John Hall installed as new Dean of Westminster
Saturday, 2nd December 2006
In a ceremony which drew on the historic origins of the post, he became responsible for day-to-day management and worship at Westminster Abbey, one of the best-known churches in the world.
The new Dean was previously chief education officer for the Church of England and was heavily involved in the recent debate over faith schools. Now he will focus on the thousand-year-old Abbey.
The centuries-old ceremony - part of it in Latin - was conducted during Evensong at the Abbey. The Grant and Mandamus from The Queen, to whom Dean and Chapter of the Abbey are ultimately responsible, was read out and the Dean responded by swearing and affirming a number of formal oaths.
During his sermon to the 1500-strong congregation, the Dean spoke about the Abbey's unique position in the relationship between Church and State. He said:
Westminster Abbey is particularly well placed to serve the partnership between Church and State in the 21st century.
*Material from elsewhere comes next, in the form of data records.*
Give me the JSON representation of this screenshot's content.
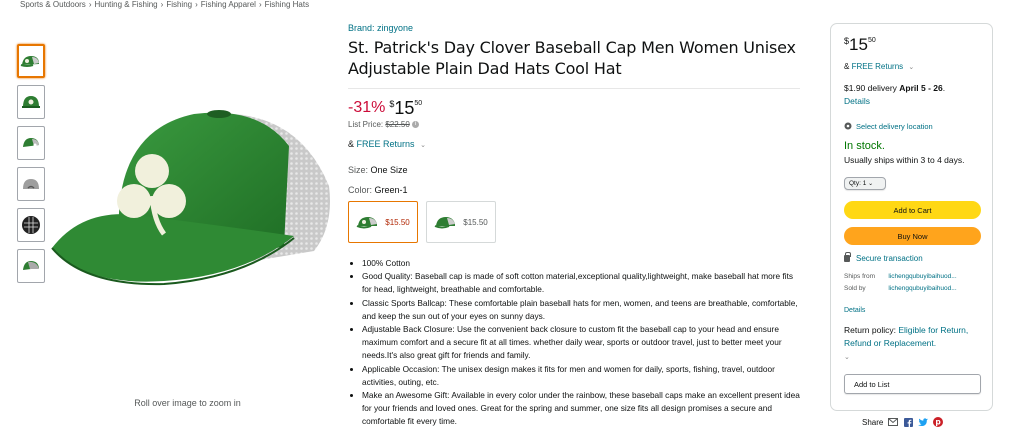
{
  "breadcrumb": [
    "Sports & Outdoors",
    "Hunting & Fishing",
    "Fishing",
    "Fishing Apparel",
    "Fishing Hats"
  ],
  "breadcrumb_sep": "›",
  "thumbnails": [
    "thumb-front",
    "thumb-clover",
    "thumb-side",
    "thumb-back",
    "thumb-inside",
    "thumb-back-gray"
  ],
  "main_image": {
    "rollover_text": "Roll over image to zoom in"
  },
  "product": {
    "brand": "Brand: zingyone",
    "title": "St. Patrick's Day Clover Baseball Cap Men Women Unisex Adjustable Plain Dad Hats Cool Hat",
    "discount": "-31%",
    "price_symbol": "$",
    "price_whole": "15",
    "price_fraction": "50",
    "list_price_label": "List Price:",
    "list_price": "$22.50",
    "returns_amp": "&",
    "returns_link": "FREE Returns",
    "size_label": "Size:",
    "size_value": "One Size",
    "color_label": "Color:",
    "color_value": "Green-1",
    "swatches": [
      {
        "price": "$15.50",
        "selected": true
      },
      {
        "price": "$15.50",
        "selected": false
      }
    ],
    "bullets": [
      "100% Cotton",
      "Good Quality: Baseball cap is made of soft cotton material,exceptional quality,lightweight, make baseball hat more fits for head, lightweight, breathable and comfortable.",
      "Classic Sports Ballcap: These comfortable plain baseball hats for men, women, and teens are breathable, comfortable, and keep the sun out of your eyes on sunny days.",
      "Adjustable Back Closure: Use the convenient back closure to custom fit the baseball cap to your head and ensure maximum comfort and a secure fit at all times. whether daily wear, sports or outdoor travel, just to better meet your needs.It's also great gift for friends and family.",
      "Applicable Occasion: The unisex design makes it fits for men and women for daily, sports, fishing, travel, outdoor activities, outing, etc.",
      "Make an Awesome Gift: Available in every color under the rainbow, these baseball caps make an excellent present idea for your friends and loved ones. Great for the spring and summer, one size fits all design promises a secure and comfortable fit every time."
    ]
  },
  "buybox": {
    "price_symbol": "$",
    "price_whole": "15",
    "price_fraction": "50",
    "returns_amp": "&",
    "returns_link": "FREE Returns",
    "delivery_prefix": "$1.90 delivery",
    "delivery_dates": "April 5 - 26",
    "delivery_suffix": ".",
    "details_link": "Details",
    "location_link": "Select delivery location",
    "stock": "In stock.",
    "ships": "Usually ships within 3 to 4 days.",
    "qty": "Qty: 1",
    "add_to_cart": "Add to Cart",
    "buy_now": "Buy Now",
    "secure": "Secure transaction",
    "ships_from_label": "Ships from",
    "ships_from_value": "lichengqubuyibaihuod...",
    "sold_by_label": "Sold by",
    "sold_by_value": "lichengqubuyibaihuod...",
    "details2": "Details",
    "policy_label": "Return policy:",
    "policy_link": "Eligible for Return, Refund or Replacement.",
    "add_to_list": "Add to List"
  },
  "share": {
    "label": "Share"
  },
  "colors": {
    "link": "#007185",
    "discount": "#cc0c39",
    "cart": "#ffd814",
    "buy": "#ffa41c",
    "stock": "#007600",
    "selected_border": "#e77600"
  }
}
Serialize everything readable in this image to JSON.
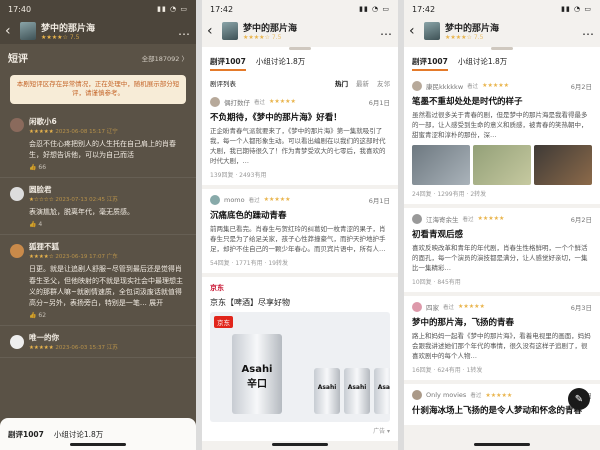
{
  "app": {
    "title": "梦中的那片海",
    "score": "7.5",
    "more": "…"
  },
  "screens": [
    {
      "time": "17:40",
      "section_title": "短评",
      "all_count": "全部187092 〉",
      "notice": "本剧短评区存在异常情况，正在处理中，随机展示部分短评，请谨慎参考。",
      "reviews": [
        {
          "user": "闲歌小6",
          "meta": "2023-06-08 15:17 辽宁",
          "text": "会忍不住心疼把别人的人生托在自己肩上的肖春生，好想告诉他，可以为自己而活",
          "likes": "66"
        },
        {
          "user": "圆脸君",
          "meta": "2023-07-13 02:45 江苏",
          "text": "表演尴尬，脱离年代，毫无质感。",
          "likes": "4"
        },
        {
          "user": "狐狸不狐",
          "meta": "2023-06-19 17:07 广东",
          "text": "日更。就是让追剧人舒服~尽管到最后还是觉得肖春生圣父，但他映射的不就是现实社会中最理想主义的那群人嘛~就剧情速质，全包词汲废话就值得高分~另外，表扬旁白，特别是一笔…",
          "more": "展开",
          "likes": "62"
        },
        {
          "user": "唯一的你",
          "meta": "2023-06-03 15:37 江苏",
          "text": "",
          "likes": ""
        }
      ],
      "bottom_tabs": [
        "剧评1007",
        "小组讨论1.8万"
      ]
    },
    {
      "time": "17:42",
      "tabs": [
        "剧评1007",
        "小组讨论1.8万"
      ],
      "list_label": "剧评列表",
      "segments": [
        "热门",
        "最新",
        "友邻"
      ],
      "cards": [
        {
          "user": "偶打数仔",
          "badge": "看过",
          "date": "6月1日",
          "title": "不负期待，《梦中的那片海》好看！",
          "body": "正企盼青春气派就要来了，《梦中的那片海》第一集就吸引了我，每一个人都形象生动。可以看出编剧在以我们的这部时代大剧，我已期待很久了！作为青梦受欢大的七零后，我喜欢的时代大剧，…",
          "foot": "139回复 · 2493有用"
        },
        {
          "user": "momo",
          "badge": "看过",
          "date": "6月1日",
          "title": "沉痛底色的躁动青春",
          "body": "前两集已看完。肖春生与贺红玲的纠葛如一枚青涩的果子，肖春生只是为了给足关家，孩子心性莽撞豪气，而护天护地护手足，却护不住自己的一颗少年春心。而贝宾片语中，所有人…",
          "foot": "54回复 · 1771有用 · 19转发"
        }
      ],
      "ad": {
        "tag": "京东",
        "title": "京东【啤酒】尽享好物",
        "badge": "京东",
        "brand": "Asahi",
        "sub": "辛口",
        "footer": "广告 ▾"
      }
    },
    {
      "time": "17:42",
      "tabs": [
        "剧评1007",
        "小组讨论1.8万"
      ],
      "cards": [
        {
          "user": "康民kkkkkw",
          "badge": "看过",
          "date": "6月2日",
          "title": "笔墨不重却处处是时代的样子",
          "body": "虽然看过很多关于青春的剧，但是梦中的那片海是我看得最多的一部，让人感受到生命的意义和质感，被青春的笑热朝中，甜蜜青涩和淳朴的那份，深…",
          "foot": "24回复 · 1299有用 · 2转发",
          "thumbs": true
        },
        {
          "user": "江海寄余生",
          "badge": "看过",
          "date": "6月2日",
          "title": "初看青观后感",
          "body": "喜欢反映改革和青年的年代剧，肖春生性格鲜明，一个个鲜活的面孔，每一个演员的演技都是满分，让人感觉好亲切，一集比一集精彩…",
          "foot": "10回复 · 845有用"
        },
        {
          "user": "四家",
          "badge": "看过",
          "date": "6月3日",
          "title": "梦中的那片海，飞扬的青春",
          "body": "路上和妈妈一起看《梦中的那片海》，看着电视里的画面，妈妈会跟我讲述她们那个年代的事情，很久没有这样子追剧了，很喜欢剧中的每个人物…",
          "foot": "16回复 · 624有用 · 1转发"
        },
        {
          "user": "Only movies",
          "badge": "看过",
          "date": "6月1日",
          "title": "什刹海冰场上飞扬的是令人梦动和怀念的青春",
          "body": "",
          "foot": ""
        }
      ],
      "fab": "✎"
    }
  ]
}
In the first place are the obvious historical and geographical reasons: the Abbey has a thousand years of experience in the role; and is where it is. In the second place, the Abbey's status as a Royal Peculiar accords it a subtle detachment from some of the daily concerns of Church and State, though that status should not beguile us into living to ourselves or developing a stance of detached criticism.
He went on to discuss the suggestion that the relationship between Church and State should be severed. Calling the link between Church and State in England 'inseparable', he added:
The connection between Church and State is not of course unambiguous or unequivocal; neither Church nor State is in thrall to the other. In any case the partnership changes and develops with time. Arguments for a secular public space miss the point...[that] human beings' religious instinct properly affects all our lives, our work, our relationships, our public and private commitments.
The Dean also spoke about the centrality of worship in the life of the Abbey. He said:
One of John Betjeman's television films, broadcast again earlier this year to celebrate the centenary of his birth, showed a country parson tolling the bell for Matins and saying it alone and aloud in his stall, as he did every day.
There was no irony or mockery in the film, just a sense that this daily work on behalf of his people was at the heart of what he was there to do.
In the Abbey, we know that our daily office is not said alone. The presence with us of Christians from throughout the world and of all traditions is a potent reminder of the universal Church, that we pray in a great living company. The daily sacrifice of prayer and praise has I suppose been offered here unbroken since the collegiate church was established in 1560 and before that in the monastic community of which this present building is heir, from the foundation of the Abbey by St Dunstan in 960.
The Dean had an audience of The Queen at Buckingham Palace on Tuesday 28th November, the occasion of his appointment to the Abbey. He succeeds Dr Wesley Carr who retired in February.